“Another professional collaboration between Cambridge HOK and Flavourfresh” shares Tim. “A company whose expertise in growing is demonstrated in every element, every discussion and action, combined with our expertise its translation and delivery of this Phillips LED lighting system in such a short window – just 8 weeks.” – Tim Haworth, Lighting and Vertical Farming Manager, Cambridge HOK
The LED system uses Photosynthetic Photon Flux Density (PPFD – measures the number of micromoles striking a square metre per second) to measure light density, achieving 220 micromoles per second per metre, allowing fixing at a greater height whilst still achieving a quick healthy delivery of light to the growing tomato crop.
The LED installation has been designed and installed at a precise height above the crop to deliver optimum light distribution and uniformity. The lights are currently running for 9 hours per day but will be increasing to 18 hours per day as the darkest days approach. Different lighting spectrums influence growth speed, plant rooting and taste whilst providing cooler and significantly lower energy usage, delivering energy savings of up to 50%.

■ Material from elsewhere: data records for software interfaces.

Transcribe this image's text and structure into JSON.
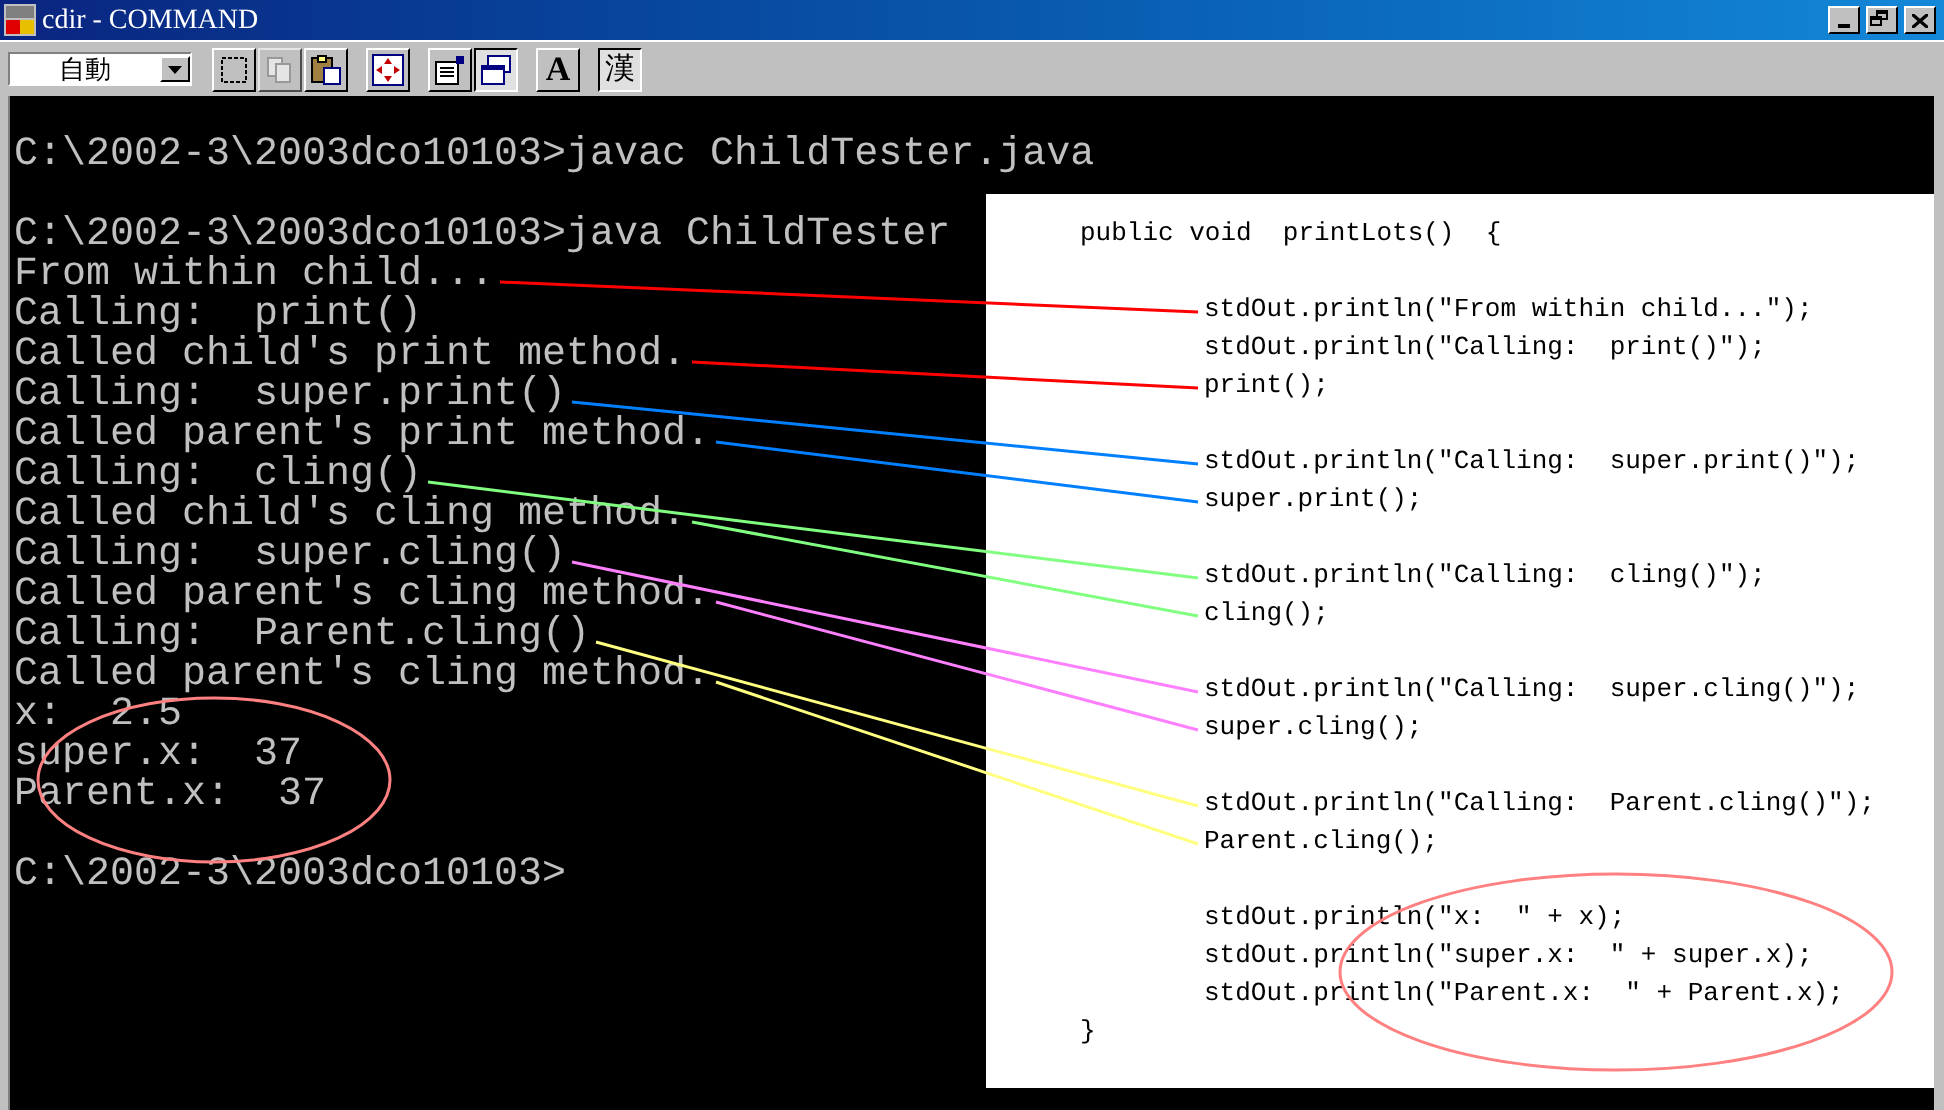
{
  "window": {
    "title": "cdir - COMMAND"
  },
  "toolbar": {
    "font_size": {
      "value": "自動"
    },
    "buttons": [
      {
        "kind": "mark",
        "pressed": false,
        "disabled": false
      },
      {
        "kind": "copy",
        "pressed": false,
        "disabled": true
      },
      {
        "kind": "paste",
        "pressed": false,
        "disabled": false
      },
      {
        "kind": "fullscreen",
        "pressed": false,
        "disabled": false
      },
      {
        "kind": "properties",
        "pressed": false,
        "disabled": false
      },
      {
        "kind": "background",
        "pressed": true,
        "disabled": false
      },
      {
        "kind": "font",
        "label": "A",
        "pressed": false,
        "disabled": false
      },
      {
        "kind": "ime",
        "label": "漢",
        "pressed": true,
        "disabled": false
      }
    ]
  },
  "console": {
    "blocks": [
      {
        "lines": [
          {
            "text": "C:\\2002-3\\2003dco10103>javac ChildTester.java"
          }
        ]
      },
      {
        "lines": [
          {
            "text": "C:\\2002-3\\2003dco10103>java ChildTester"
          },
          {
            "text": "From within child...",
            "color": "#ff0000"
          },
          {
            "text": "Calling:  print()"
          },
          {
            "text": "Called child's print method.",
            "color": "#ff0000"
          },
          {
            "text": "Calling:  super.print()",
            "color": "#0080ff"
          },
          {
            "text": "Called parent's print method.",
            "color": "#0080ff"
          },
          {
            "text": "Calling:  cling()",
            "color": "#80ff80"
          },
          {
            "text": "Called child's cling method.",
            "color": "#80ff80"
          },
          {
            "text": "Calling:  super.cling()",
            "color": "#ff80ff"
          },
          {
            "text": "Called parent's cling method.",
            "color": "#ff80ff"
          },
          {
            "text": "Calling:  Parent.cling()",
            "color": "#ffff80"
          },
          {
            "text": "Called parent's cling method.",
            "color": "#ffff80"
          },
          {
            "text": "x:  2.5"
          },
          {
            "text": "super.x:  37"
          },
          {
            "text": "Parent.x:  37"
          }
        ]
      },
      {
        "lines": [
          {
            "text": "C:\\2002-3\\2003dco10103>"
          }
        ]
      }
    ]
  },
  "code_panel": {
    "header": "public void  printLots()  {",
    "groups": [
      {
        "lines": [
          {
            "text": "stdOut.println(\"From within child...\");",
            "color": "#ff0000"
          },
          {
            "text": "stdOut.println(\"Calling:  print()\");"
          },
          {
            "text": "print();",
            "color": "#ff0000"
          }
        ]
      },
      {
        "lines": [
          {
            "text": "stdOut.println(\"Calling:  super.print()\");",
            "color": "#0080ff"
          },
          {
            "text": "super.print();",
            "color": "#0080ff"
          }
        ]
      },
      {
        "lines": [
          {
            "text": "stdOut.println(\"Calling:  cling()\");",
            "color": "#80ff80"
          },
          {
            "text": "cling();",
            "color": "#80ff80"
          }
        ]
      },
      {
        "lines": [
          {
            "text": "stdOut.println(\"Calling:  super.cling()\");",
            "color": "#ff80ff"
          },
          {
            "text": "super.cling();",
            "color": "#ff80ff"
          }
        ]
      },
      {
        "lines": [
          {
            "text": "stdOut.println(\"Calling:  Parent.cling()\");",
            "color": "#ffff80"
          },
          {
            "text": "Parent.cling();",
            "color": "#ffff80"
          }
        ]
      },
      {
        "lines": [
          {
            "text": "stdOut.println(\"x:  \" + x);"
          },
          {
            "text": "stdOut.println(\"super.x:  \" + super.x);"
          },
          {
            "text": "stdOut.println(\"Parent.x:  \" + Parent.x);"
          }
        ]
      }
    ],
    "footer": "}"
  }
}
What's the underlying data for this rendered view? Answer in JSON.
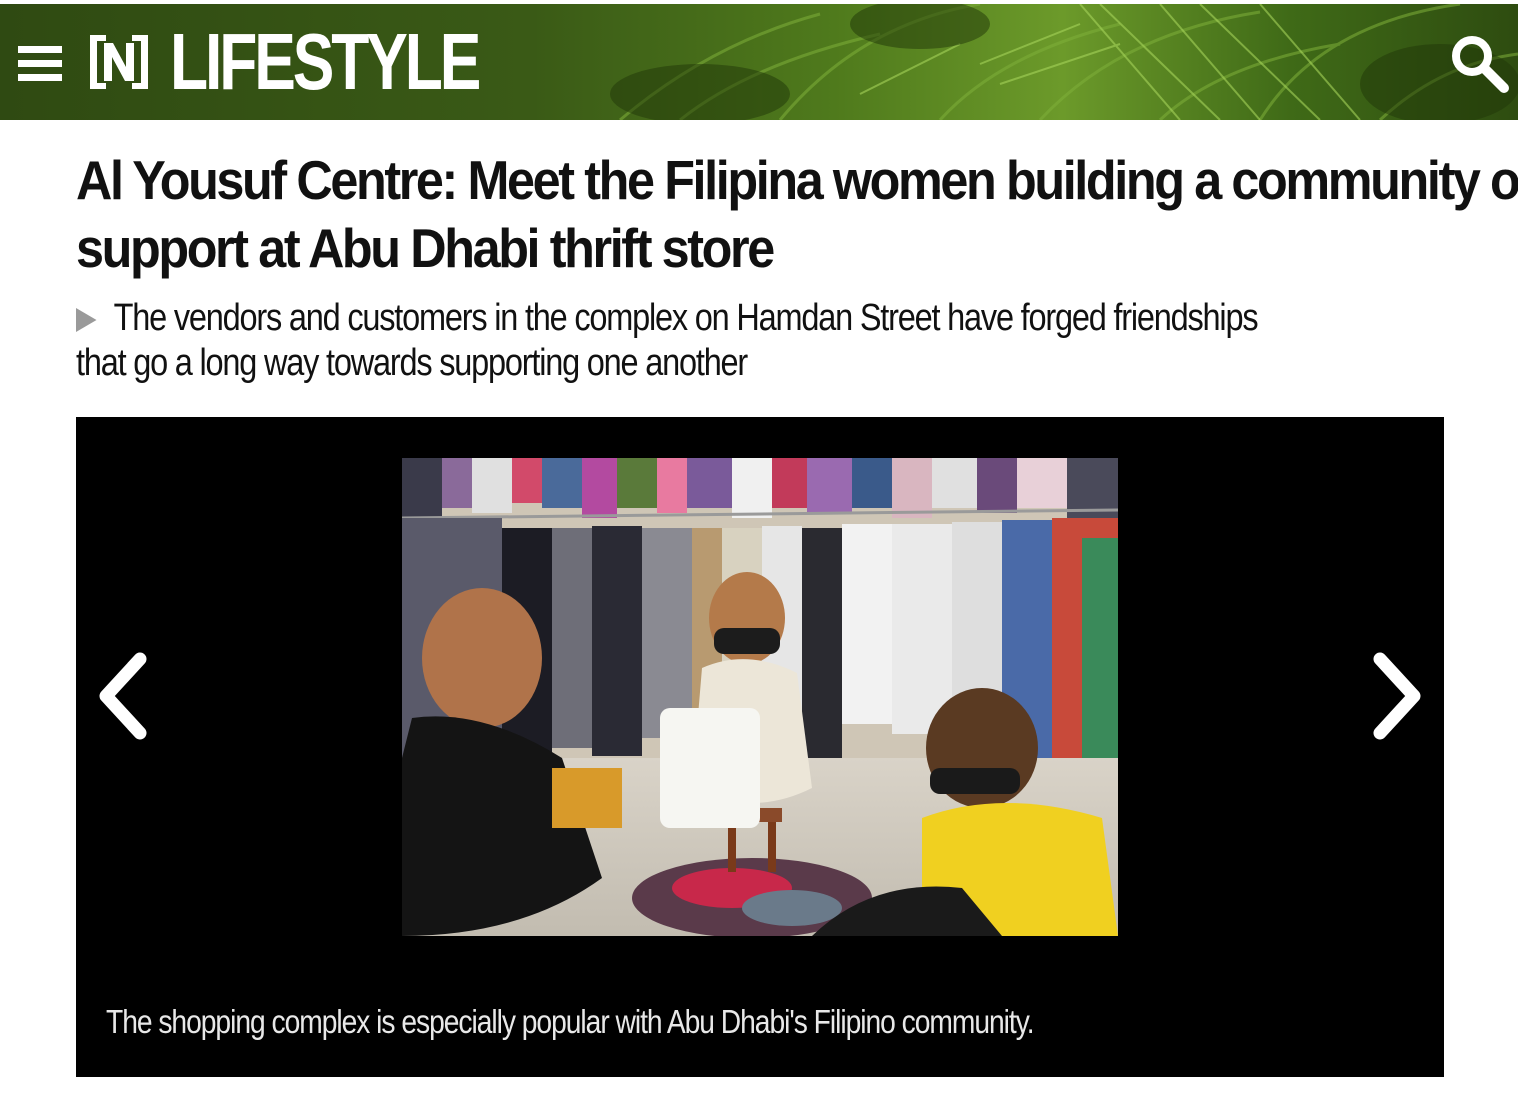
{
  "header": {
    "section_title": "LIFESTYLE",
    "logo_mark": "N",
    "menu_icon": "hamburger-menu-icon",
    "search_icon": "search-icon",
    "background_color": "#3a5a16"
  },
  "article": {
    "headline_lines": [
      "Al Yousuf Centre: Meet the Filipina women building a community of",
      "support at Abu Dhabi thrift store"
    ],
    "standfirst_lines": [
      "The vendors and customers in the complex on Hamdan Street have forged friendships",
      "that go a long way towards supporting one another"
    ]
  },
  "gallery": {
    "caption": "The shopping complex is especially popular with Abu Dhabi's Filipino community.",
    "prev_icon": "chevron-left-icon",
    "next_icon": "chevron-right-icon",
    "background_color": "#000000"
  }
}
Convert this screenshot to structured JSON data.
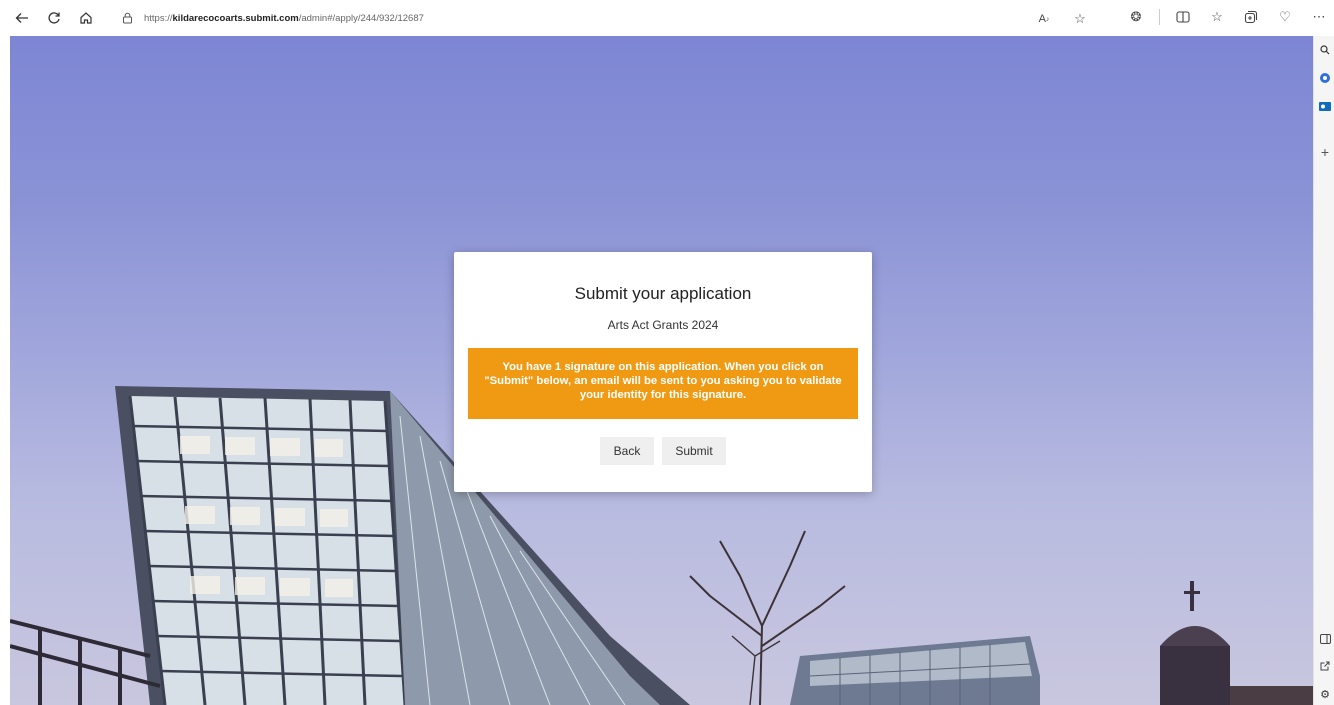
{
  "browser": {
    "url_prefix": "https://",
    "url_host": "kildarecocoarts.submit.com",
    "url_path": "/admin#/apply/244/932/12687",
    "icons": [
      "back-icon",
      "refresh-icon",
      "home-icon",
      "lock-icon",
      "read-aloud-icon",
      "favorite-star-icon",
      "extensions-icon",
      "split-screen-icon",
      "favorites-icon",
      "collections-icon",
      "performance-icon",
      "more-icon",
      "copilot-icon"
    ]
  },
  "sidebar": {
    "icons": [
      "search-icon",
      "shopping-icon",
      "outlook-icon",
      "add-icon",
      "sidebar-toggle-icon",
      "external-icon",
      "settings-icon"
    ]
  },
  "modal": {
    "title": "Submit your application",
    "subtitle": "Arts Act Grants 2024",
    "alert_text": "You have 1 signature on this application. When you click on \"Submit\" below, an email will be sent to you asking you to validate your identity for this signature.",
    "alert_color": "#f09a14",
    "back_label": "Back",
    "submit_label": "Submit"
  }
}
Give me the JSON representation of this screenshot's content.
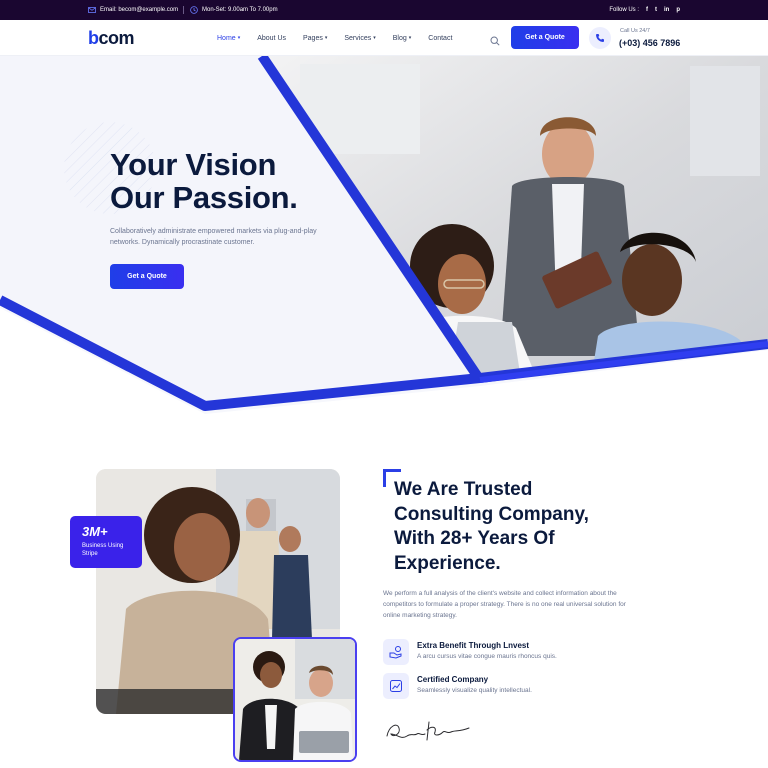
{
  "topbar": {
    "email": "Email: becom@example.com",
    "hours": "Mon-Set: 9.00am To 7.00pm",
    "follow_label": "Follow Us :",
    "social_icons": [
      "facebook-icon",
      "twitter-icon",
      "linkedin-icon",
      "pinterest-icon"
    ],
    "social_glyphs": [
      "f",
      "t",
      "in",
      "p"
    ]
  },
  "nav": {
    "logo_b": "b",
    "logo_rest": "com",
    "items": [
      {
        "label": "Home"
      },
      {
        "label": "About Us"
      },
      {
        "label": "Pages"
      },
      {
        "label": "Services"
      },
      {
        "label": "Blog"
      },
      {
        "label": "Contact"
      }
    ],
    "quote_button": "Get a Quote",
    "call_label": "Call Us 24/7",
    "call_number": "(+03) 456 7896"
  },
  "hero": {
    "title_line1": "Your Vision",
    "title_line2": "Our Passion.",
    "description": "Collaboratively administrate empowered markets via plug-and-play networks. Dynamically procrastinate customer.",
    "button": "Get a Quote"
  },
  "about": {
    "stat_value": "3M+",
    "stat_label": "Business Using Stripe",
    "title": "We Are Trusted Consulting Company, With 28+ Years Of Experience.",
    "description": "We perform a full analysis of the client's website and collect information about the competitors to formulate a proper strategy. There is no one real universal solution for online marketing strategy.",
    "features": [
      {
        "title": "Extra Benefit Through Lnvest",
        "desc": "A arcu cursus vitae congue mauris rhoncus quis."
      },
      {
        "title": "Certified Company",
        "desc": "Seamlessly visualize quality intellectual."
      }
    ]
  },
  "colors": {
    "accent": "#1f3ee8",
    "topbar_bg": "#1a0630",
    "heading": "#0b1a3d",
    "muted": "#6b7590"
  }
}
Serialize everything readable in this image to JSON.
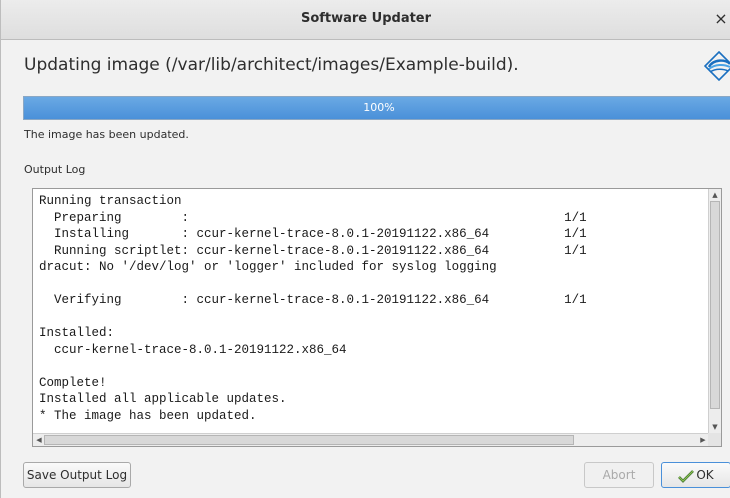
{
  "window": {
    "title": "Software Updater",
    "close_glyph": "×"
  },
  "main": {
    "heading": "Updating image (/var/lib/architect/images/Example-build).",
    "progress": {
      "value": 100,
      "label": "100%"
    },
    "status": "The image has been updated.",
    "log_label": "Output Log",
    "log_lines": [
      "Running transaction",
      "  Preparing        :                                                  1/1",
      "  Installing       : ccur-kernel-trace-8.0.1-20191122.x86_64          1/1",
      "  Running scriptlet: ccur-kernel-trace-8.0.1-20191122.x86_64          1/1",
      "dracut: No '/dev/log' or 'logger' included for syslog logging",
      "",
      "  Verifying        : ccur-kernel-trace-8.0.1-20191122.x86_64          1/1",
      "",
      "Installed:",
      "  ccur-kernel-trace-8.0.1-20191122.x86_64",
      "",
      "Complete!",
      "Installed all applicable updates.",
      "* The image has been updated."
    ]
  },
  "buttons": {
    "save_log": "Save Output Log",
    "abort": "Abort",
    "ok": "OK"
  },
  "icons": {
    "logo": "app-logo-icon",
    "ok": "check-icon"
  },
  "colors": {
    "progress_fill": "#4a90d9"
  }
}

The electricity used is generated from green energy. The company’s Combined Heat and Power (CHP) engines enable waste heat to be reclaimed and the CO2 exhaust gas to be used within the tomato crop. Its implementation continues to be a vital tool in the tomato grower’s armoury. Andy Roe, Flavourfresh Head of Tomato Production cannot emphasise this enough:
“Flavour comes first at Flavourfresh. We are optimising the continuous all-year-round achievement of these special flavours, hitting the sweet spot in terms of sugar content, fruit after fruit, 12 months of the year – and the LED lighting makes that possible. Growth rates, appearance, yields and continuity – all can be managed, monitored and optimised using LED technology. We’re proud to be the first UK commercial grower to take this step using the most advanced system currently available.” – Andy Roe, Head of Production, Flavourfresh Salads Limited
The length of time the lights are on – the “day length” – will be extended as the fruit load develops on the plant. Running from midnight till sunset from early 2021 and gaining maximum light advantage from November to April, the lights emit a visible pink glow which can be seen beyond the glass itself. Creating their very own gently glowing “Northern Lights”, these harmless pink hues are a sign that the next crop of Lancashire-grown British tomatoes is basking in light whilst we sleep, bursting with flavour and readying itself for the supermarket shelf and a tasty salad, recipe or snack option near you.